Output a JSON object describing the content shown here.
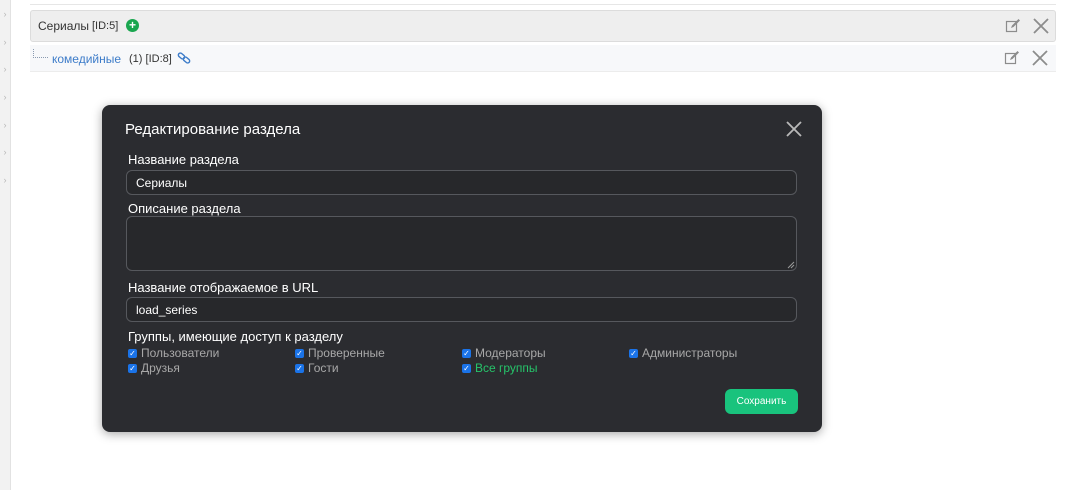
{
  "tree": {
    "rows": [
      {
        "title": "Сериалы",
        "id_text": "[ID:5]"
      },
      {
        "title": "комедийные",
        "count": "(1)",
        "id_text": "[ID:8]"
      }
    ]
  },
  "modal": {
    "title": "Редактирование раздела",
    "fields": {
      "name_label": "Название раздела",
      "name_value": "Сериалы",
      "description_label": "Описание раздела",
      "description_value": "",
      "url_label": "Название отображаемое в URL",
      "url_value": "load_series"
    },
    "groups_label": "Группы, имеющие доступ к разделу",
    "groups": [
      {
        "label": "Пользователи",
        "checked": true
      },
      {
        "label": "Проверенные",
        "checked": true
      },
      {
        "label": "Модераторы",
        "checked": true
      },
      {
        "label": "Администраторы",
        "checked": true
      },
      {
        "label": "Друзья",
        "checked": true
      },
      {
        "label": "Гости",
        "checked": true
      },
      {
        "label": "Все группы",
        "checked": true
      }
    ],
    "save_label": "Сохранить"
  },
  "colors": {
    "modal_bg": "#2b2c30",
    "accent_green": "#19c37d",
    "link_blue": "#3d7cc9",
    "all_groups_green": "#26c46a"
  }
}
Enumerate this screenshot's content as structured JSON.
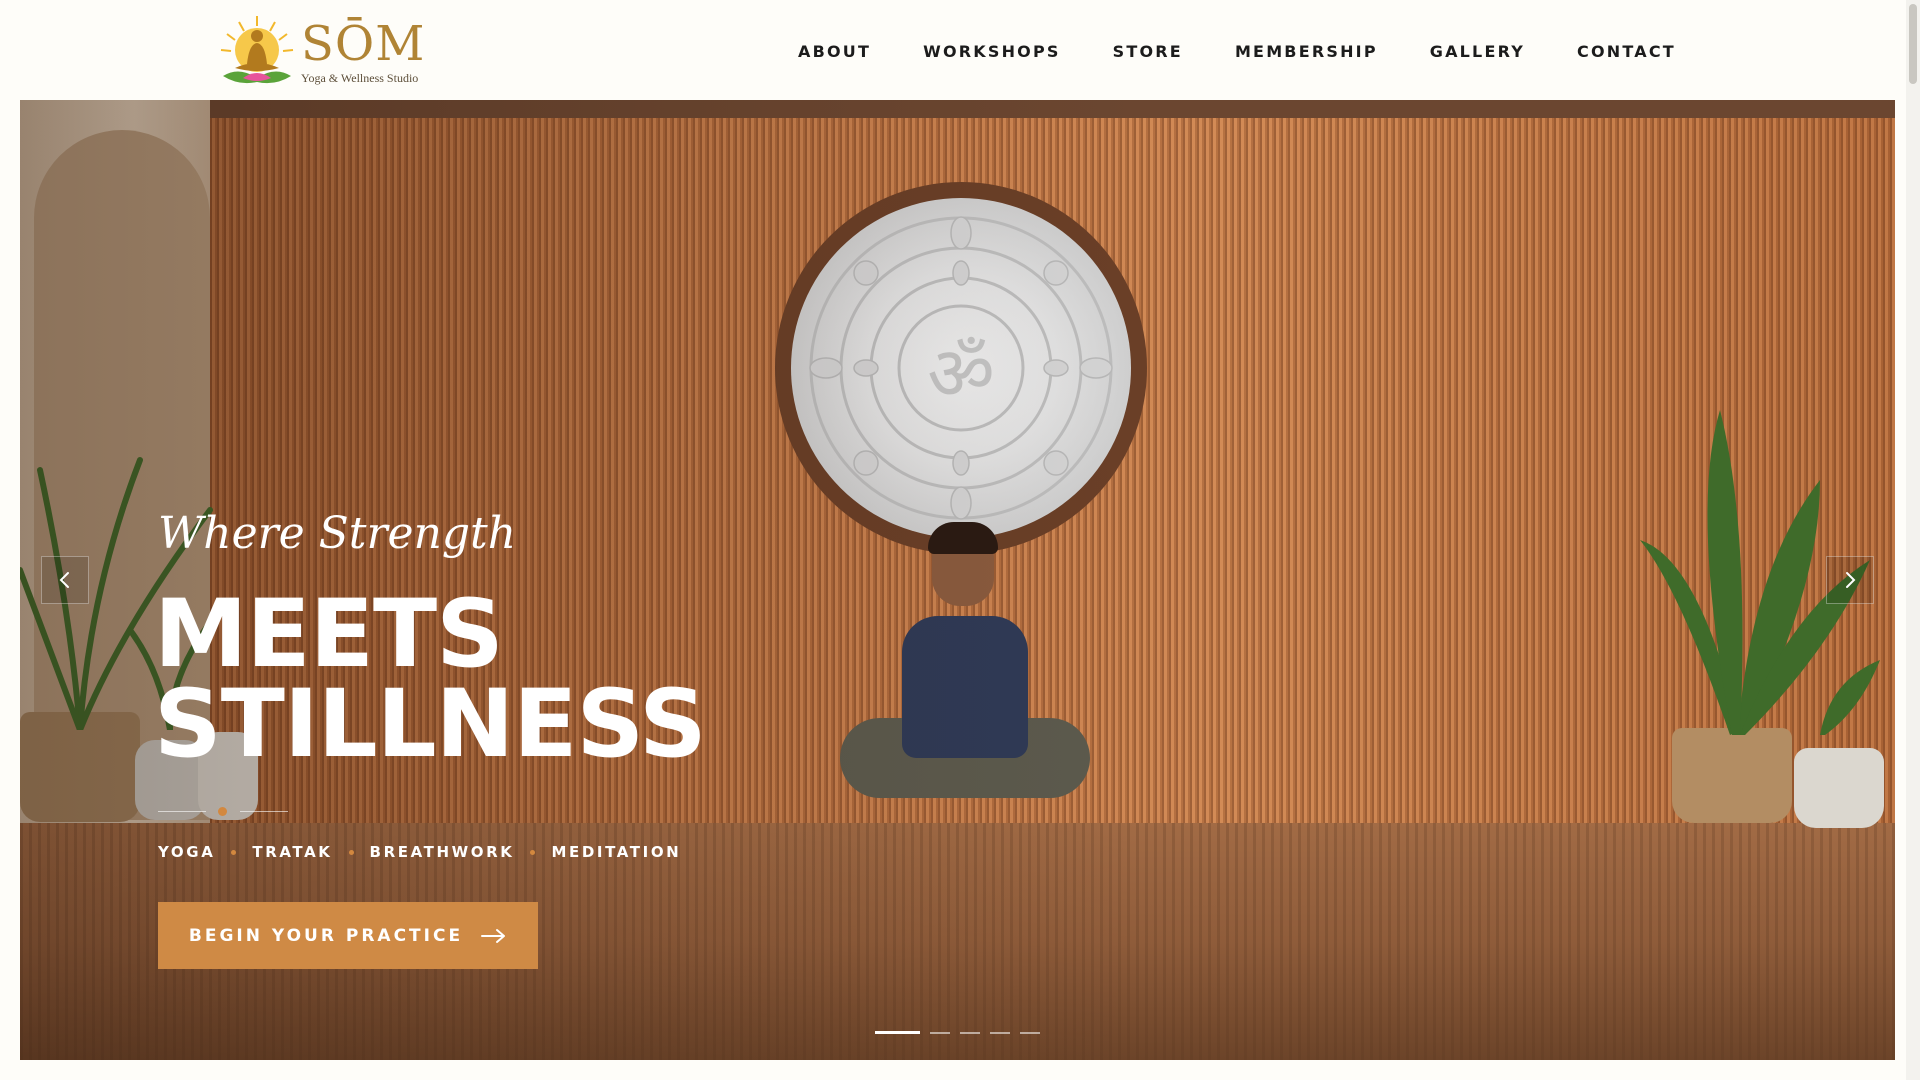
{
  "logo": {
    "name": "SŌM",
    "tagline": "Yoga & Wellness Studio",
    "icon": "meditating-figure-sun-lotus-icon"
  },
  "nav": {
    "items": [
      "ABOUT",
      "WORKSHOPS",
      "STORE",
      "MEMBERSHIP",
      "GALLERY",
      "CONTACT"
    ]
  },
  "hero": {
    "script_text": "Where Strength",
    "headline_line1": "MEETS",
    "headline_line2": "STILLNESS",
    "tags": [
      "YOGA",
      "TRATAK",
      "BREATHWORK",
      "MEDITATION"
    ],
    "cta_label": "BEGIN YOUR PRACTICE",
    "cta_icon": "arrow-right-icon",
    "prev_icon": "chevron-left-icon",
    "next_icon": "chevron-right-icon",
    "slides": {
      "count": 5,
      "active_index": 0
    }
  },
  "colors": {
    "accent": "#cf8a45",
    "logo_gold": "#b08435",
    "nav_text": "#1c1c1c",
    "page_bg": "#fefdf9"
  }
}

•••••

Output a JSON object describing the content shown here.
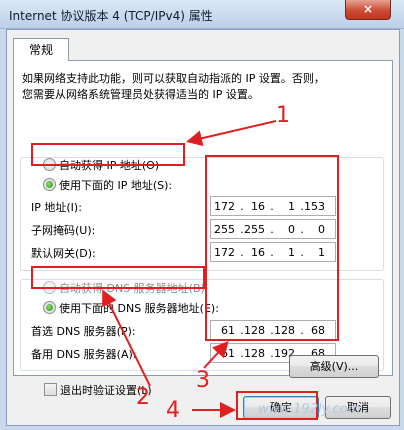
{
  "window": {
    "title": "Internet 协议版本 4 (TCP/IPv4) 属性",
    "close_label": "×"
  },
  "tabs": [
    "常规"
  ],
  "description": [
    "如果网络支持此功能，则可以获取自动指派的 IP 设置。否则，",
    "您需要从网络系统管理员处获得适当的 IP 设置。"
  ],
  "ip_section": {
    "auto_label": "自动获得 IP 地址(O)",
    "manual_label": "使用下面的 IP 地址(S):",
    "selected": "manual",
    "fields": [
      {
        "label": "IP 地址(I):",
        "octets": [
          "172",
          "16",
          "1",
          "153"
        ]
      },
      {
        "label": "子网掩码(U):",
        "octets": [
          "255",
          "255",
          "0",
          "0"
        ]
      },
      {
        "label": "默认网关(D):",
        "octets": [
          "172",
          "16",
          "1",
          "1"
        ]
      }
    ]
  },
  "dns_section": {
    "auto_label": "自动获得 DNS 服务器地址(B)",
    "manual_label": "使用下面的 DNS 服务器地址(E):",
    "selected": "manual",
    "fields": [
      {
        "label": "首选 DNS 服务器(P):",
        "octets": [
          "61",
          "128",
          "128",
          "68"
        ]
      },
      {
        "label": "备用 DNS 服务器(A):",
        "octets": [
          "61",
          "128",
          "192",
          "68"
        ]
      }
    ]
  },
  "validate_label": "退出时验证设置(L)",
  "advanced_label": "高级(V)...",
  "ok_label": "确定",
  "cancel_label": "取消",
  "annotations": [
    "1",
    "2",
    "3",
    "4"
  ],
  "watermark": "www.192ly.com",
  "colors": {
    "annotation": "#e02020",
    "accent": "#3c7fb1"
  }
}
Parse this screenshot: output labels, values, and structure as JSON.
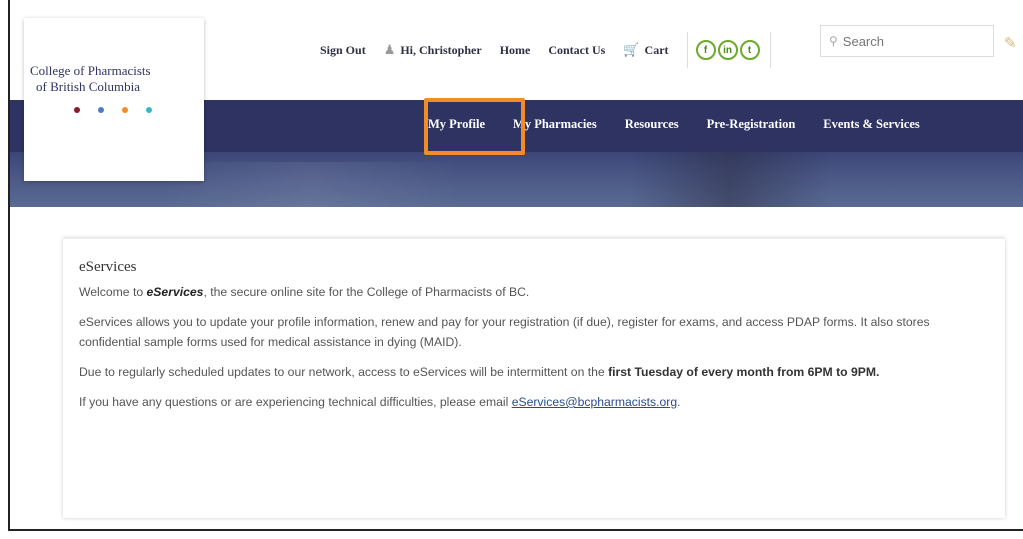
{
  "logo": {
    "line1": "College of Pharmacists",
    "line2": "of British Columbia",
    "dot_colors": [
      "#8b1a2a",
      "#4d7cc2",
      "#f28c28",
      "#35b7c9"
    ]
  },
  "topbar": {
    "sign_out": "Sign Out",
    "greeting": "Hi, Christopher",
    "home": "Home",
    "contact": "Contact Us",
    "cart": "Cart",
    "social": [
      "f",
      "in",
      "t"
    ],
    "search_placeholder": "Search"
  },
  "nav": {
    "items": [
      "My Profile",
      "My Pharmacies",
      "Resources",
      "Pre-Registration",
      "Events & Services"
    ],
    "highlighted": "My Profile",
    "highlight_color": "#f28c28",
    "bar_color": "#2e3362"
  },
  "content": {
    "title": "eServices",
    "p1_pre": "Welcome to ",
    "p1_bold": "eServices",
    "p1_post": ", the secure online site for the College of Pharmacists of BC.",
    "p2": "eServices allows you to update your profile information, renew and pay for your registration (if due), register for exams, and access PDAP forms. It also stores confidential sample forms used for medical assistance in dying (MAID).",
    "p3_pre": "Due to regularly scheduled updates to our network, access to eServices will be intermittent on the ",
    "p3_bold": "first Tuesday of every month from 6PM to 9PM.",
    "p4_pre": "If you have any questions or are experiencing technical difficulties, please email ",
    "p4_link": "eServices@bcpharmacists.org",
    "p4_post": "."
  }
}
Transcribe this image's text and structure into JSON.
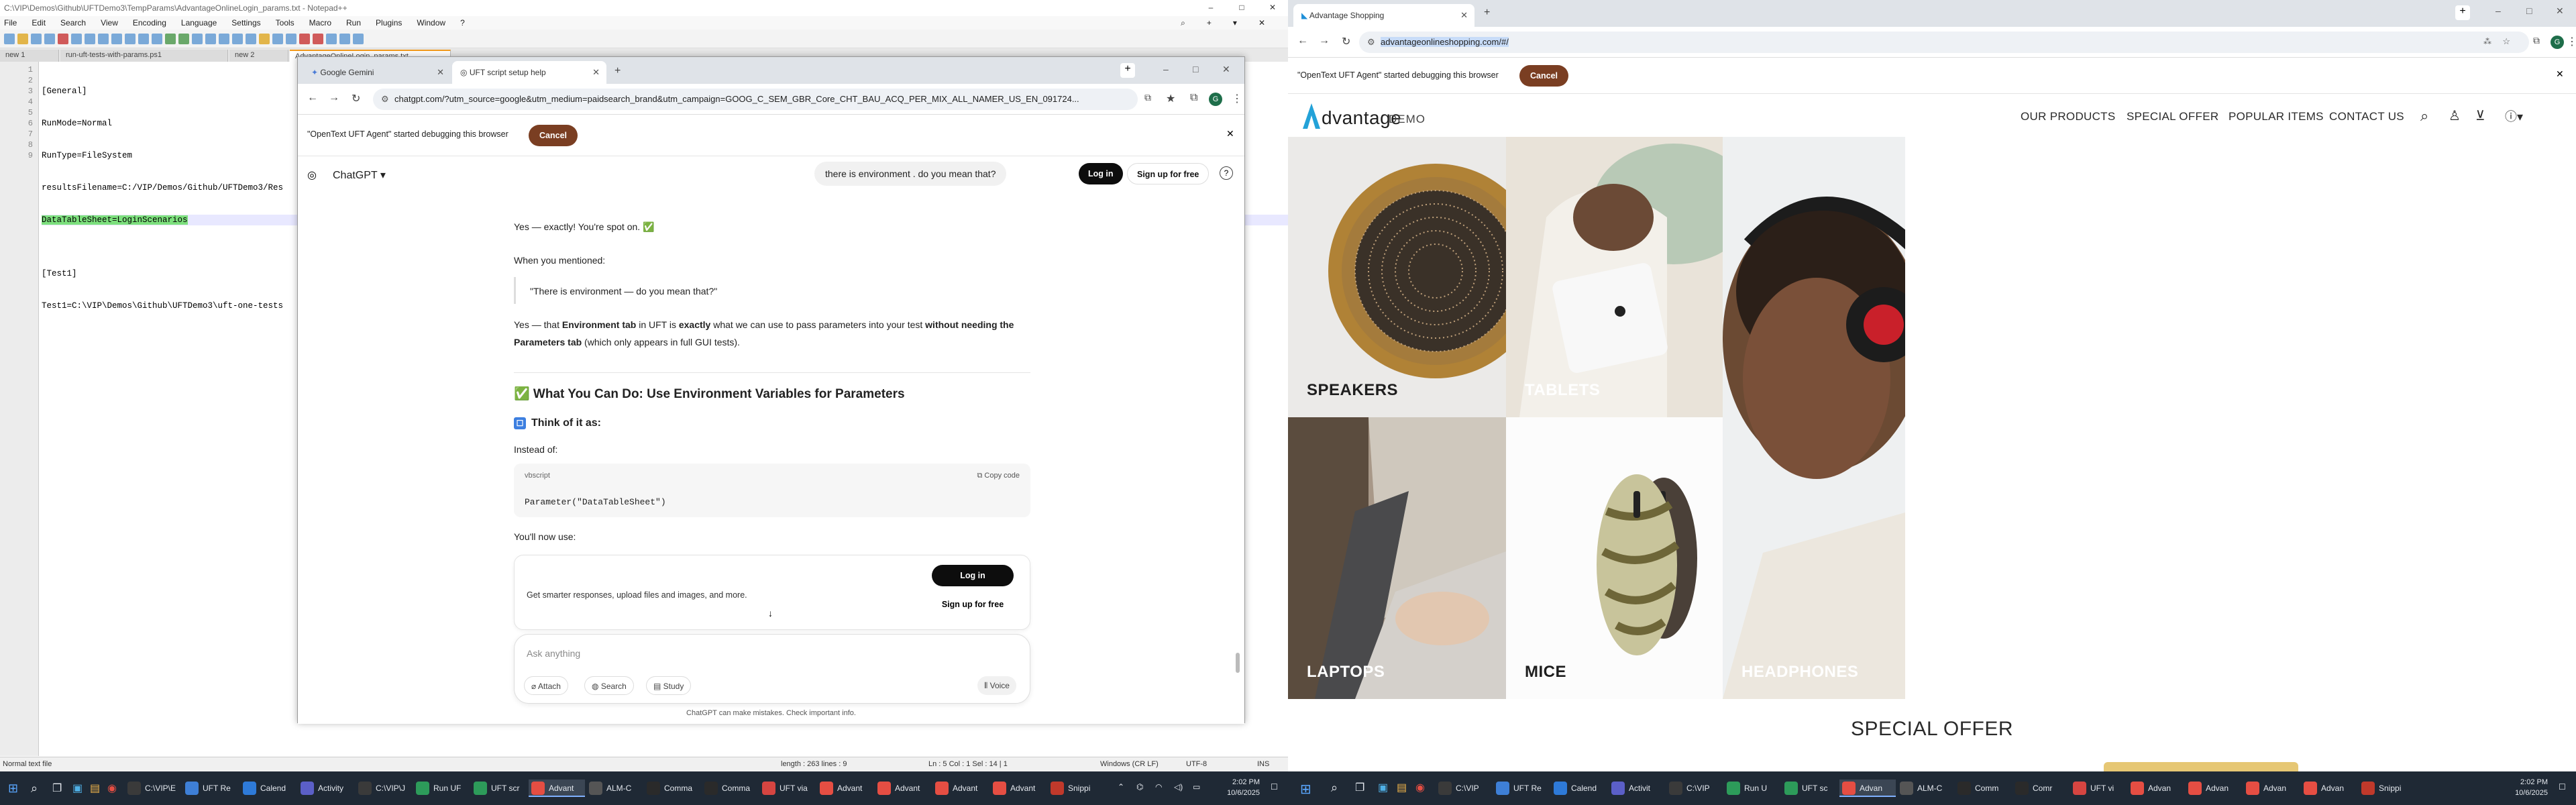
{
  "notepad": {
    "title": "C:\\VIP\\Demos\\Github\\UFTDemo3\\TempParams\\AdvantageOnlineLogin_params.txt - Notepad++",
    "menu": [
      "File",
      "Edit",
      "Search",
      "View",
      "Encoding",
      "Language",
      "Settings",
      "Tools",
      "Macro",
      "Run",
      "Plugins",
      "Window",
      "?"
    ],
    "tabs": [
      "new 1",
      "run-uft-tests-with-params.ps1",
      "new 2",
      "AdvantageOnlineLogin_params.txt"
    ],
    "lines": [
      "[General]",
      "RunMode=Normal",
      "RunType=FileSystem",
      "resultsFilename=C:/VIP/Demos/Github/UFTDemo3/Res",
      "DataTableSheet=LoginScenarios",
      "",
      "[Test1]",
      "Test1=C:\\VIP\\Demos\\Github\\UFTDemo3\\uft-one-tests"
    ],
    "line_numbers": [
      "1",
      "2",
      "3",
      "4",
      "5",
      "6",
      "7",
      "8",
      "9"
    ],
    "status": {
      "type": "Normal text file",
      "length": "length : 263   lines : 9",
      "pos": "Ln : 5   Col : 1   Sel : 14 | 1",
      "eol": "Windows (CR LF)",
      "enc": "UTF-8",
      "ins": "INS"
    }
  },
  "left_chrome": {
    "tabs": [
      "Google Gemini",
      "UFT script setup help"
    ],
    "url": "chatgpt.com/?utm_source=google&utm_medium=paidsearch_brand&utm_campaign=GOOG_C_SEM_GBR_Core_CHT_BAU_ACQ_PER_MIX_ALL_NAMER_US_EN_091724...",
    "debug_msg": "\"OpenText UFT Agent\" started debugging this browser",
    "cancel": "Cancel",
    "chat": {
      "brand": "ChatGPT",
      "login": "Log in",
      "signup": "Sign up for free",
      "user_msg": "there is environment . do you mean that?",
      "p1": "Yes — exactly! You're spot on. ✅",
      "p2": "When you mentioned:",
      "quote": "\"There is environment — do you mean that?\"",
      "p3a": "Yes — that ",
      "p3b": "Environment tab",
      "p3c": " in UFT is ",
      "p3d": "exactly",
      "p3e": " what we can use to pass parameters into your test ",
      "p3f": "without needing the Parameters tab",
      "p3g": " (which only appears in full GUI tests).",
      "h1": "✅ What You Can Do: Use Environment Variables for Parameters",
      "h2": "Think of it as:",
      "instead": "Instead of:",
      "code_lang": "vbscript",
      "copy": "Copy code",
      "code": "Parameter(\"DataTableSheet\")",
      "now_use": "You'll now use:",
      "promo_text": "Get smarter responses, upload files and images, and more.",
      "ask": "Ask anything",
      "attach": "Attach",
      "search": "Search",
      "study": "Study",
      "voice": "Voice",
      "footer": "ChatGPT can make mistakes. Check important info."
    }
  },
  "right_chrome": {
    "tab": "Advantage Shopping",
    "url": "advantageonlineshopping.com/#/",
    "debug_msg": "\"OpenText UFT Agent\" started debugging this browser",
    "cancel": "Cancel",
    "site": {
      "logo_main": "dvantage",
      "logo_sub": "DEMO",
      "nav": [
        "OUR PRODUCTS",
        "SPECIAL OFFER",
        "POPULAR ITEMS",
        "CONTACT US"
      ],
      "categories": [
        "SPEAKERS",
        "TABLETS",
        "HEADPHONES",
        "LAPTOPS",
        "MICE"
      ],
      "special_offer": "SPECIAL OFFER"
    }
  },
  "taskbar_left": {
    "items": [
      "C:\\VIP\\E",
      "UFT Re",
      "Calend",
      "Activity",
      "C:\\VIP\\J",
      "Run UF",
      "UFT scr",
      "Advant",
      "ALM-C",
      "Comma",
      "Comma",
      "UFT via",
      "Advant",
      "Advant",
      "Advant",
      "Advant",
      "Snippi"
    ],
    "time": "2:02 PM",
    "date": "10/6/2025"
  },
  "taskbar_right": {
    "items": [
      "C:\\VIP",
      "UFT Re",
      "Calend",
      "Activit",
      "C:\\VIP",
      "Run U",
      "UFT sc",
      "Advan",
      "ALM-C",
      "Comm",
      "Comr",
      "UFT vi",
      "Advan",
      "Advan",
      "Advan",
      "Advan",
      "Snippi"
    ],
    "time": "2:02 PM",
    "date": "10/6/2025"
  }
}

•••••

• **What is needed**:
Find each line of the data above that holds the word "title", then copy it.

• **Answer to the exercise**:
        "title": "Сериалы",
        "title": "комедийные",
    "title": "Редактирование раздела",
    "title": "Internet 协议版本 4 (TCP/IPv4) 属性",
    "title": "eServices",
    "title": "C:\\VIP\\Demos\\Github\\UFTDemo3\\TempParams\\AdvantageOnlineLogin_params.txt - Notepad++",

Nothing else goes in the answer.